Everyone has a certain idea of what an Elder is in Aboriginal and Torres Strait Islander communities. However, there are still a few who are confused or who are too embarrassed to ask who is an Aboriginal or Torres Strait Islander Elder and what role do they play in their community and the broader community.
Some think that to be an Elder, you have to be an older person as they have more experience and that they are knowledgeable in life.
This is not the case.
Through many years of working in Communities, in this blog I will attempt to answer some of the usual questions surrounding Elders and the importance of their role in the Aboriginal and Torres Strait Islander communities that I am asked.
Let’s start with the most typical question asked. What makes an Elder?
Most often, an Elder’s definition in the community varies on the culture they live by and what they want to pass on to the next generation. However, the common trait of an Aboriginal Elder is a profound spirituality that touches every aspect of their lives and teachings.
They do their best to live by example – by actively following deep-seated principles, values and teachings.
With the term Elder, one would think that a certain age is required to achieve this status. This is Definitely not the case. Elders are not defined by their age. They are described as someone who has achieved the respect of their people through knowledge, accord and stability of their actions in their traditions and customs. It is also important to remember that there is no specific gender required to become an elder. In Aboriginal cultures, women are also referred to as Elders
So let’s dive deeper and answer the main question. What role does an Elder have in the Indigenous community?
While the specific role of an Elder may change from one community to the other, they are identified by the common principles they uphold and instill to their community members.
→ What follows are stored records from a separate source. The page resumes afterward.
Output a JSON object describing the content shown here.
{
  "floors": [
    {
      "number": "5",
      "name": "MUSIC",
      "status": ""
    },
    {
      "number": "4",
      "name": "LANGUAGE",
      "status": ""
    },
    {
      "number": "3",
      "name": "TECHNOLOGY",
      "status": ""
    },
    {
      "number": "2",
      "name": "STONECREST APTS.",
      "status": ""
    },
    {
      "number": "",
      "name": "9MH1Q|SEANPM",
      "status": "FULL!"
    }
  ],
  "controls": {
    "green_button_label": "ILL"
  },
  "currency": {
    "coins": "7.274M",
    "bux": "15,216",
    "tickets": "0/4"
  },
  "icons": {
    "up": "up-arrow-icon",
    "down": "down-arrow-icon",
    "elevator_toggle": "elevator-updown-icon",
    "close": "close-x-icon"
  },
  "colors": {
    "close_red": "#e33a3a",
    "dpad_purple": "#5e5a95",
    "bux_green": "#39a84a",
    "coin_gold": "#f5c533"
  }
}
Some of these principles are respect for their environment and that the earth is their mother. Elders are also devoted to imparting their knowledge, provide leadership, teach others to respect their natural world and to learn and to listen to the rhythms of the elements and seasons.
In modern day, an Elder’s role in the community has helped tackle a range of community concerns such as health, education, unemployment, racism and oppression. By supporting Elders, they can provide an optimistic move in bridging the cultural gap within the community and transfer revered spiritual understanding. Spending time with elders and community can help people deal with their day to day lives, feel a positive connection to their history, country and the Dreamtime.
Elder engagement by Government and Communities should be paramount to help Aboriginal and Torres Strait Islander people, Elders have importance within their communities and can lobby their community to empower themselves in areas such as unemployment, improved health, and providing a safe, cultural space for teachings.
Elders should be considered vital, not just to their Indigenous community, but to all of us that call Australia home. They help mold minds in respecting the surroundings, teach people to love our country as their mother and help continue the traditions that the first Australians have lived by for thousands of years. Elders help pass on the knowledge, tradition and spiritual culture that they follow, to their fellow Indigenous community and the broader Australian public, as well as help educate non-Indigenous people on how to deal with certain aspects that affect the daily living of Indigenous People and share our beautiful cu